* PROBLEM REQUIREMENTS *
Go through the data below and return each line containing the word "heading".

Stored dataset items
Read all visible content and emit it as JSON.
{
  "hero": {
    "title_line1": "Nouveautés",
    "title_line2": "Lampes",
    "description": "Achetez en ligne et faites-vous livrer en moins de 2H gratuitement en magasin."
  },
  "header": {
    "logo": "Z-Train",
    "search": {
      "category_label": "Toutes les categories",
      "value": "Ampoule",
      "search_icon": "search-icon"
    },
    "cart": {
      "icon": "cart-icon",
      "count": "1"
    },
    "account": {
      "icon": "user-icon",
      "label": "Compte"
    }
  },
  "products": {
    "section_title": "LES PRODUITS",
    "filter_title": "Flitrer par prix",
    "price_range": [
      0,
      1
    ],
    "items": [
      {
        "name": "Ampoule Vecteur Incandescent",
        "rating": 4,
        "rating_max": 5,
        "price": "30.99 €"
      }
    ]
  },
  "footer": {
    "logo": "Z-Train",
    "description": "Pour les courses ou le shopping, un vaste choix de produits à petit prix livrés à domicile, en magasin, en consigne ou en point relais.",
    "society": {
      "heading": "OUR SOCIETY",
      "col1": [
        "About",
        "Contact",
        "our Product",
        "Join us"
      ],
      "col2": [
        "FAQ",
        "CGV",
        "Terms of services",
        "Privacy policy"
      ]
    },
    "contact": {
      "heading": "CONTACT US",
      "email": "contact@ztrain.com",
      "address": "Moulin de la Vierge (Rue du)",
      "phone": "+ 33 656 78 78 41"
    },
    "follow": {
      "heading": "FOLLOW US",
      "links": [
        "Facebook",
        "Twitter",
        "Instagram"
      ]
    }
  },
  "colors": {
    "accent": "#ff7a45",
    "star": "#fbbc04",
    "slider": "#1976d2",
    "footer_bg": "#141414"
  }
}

* WORKED SOLUTION *
      "heading": "OUR SOCIETY",
      "heading": "CONTACT US",
      "heading": "FOLLOW US",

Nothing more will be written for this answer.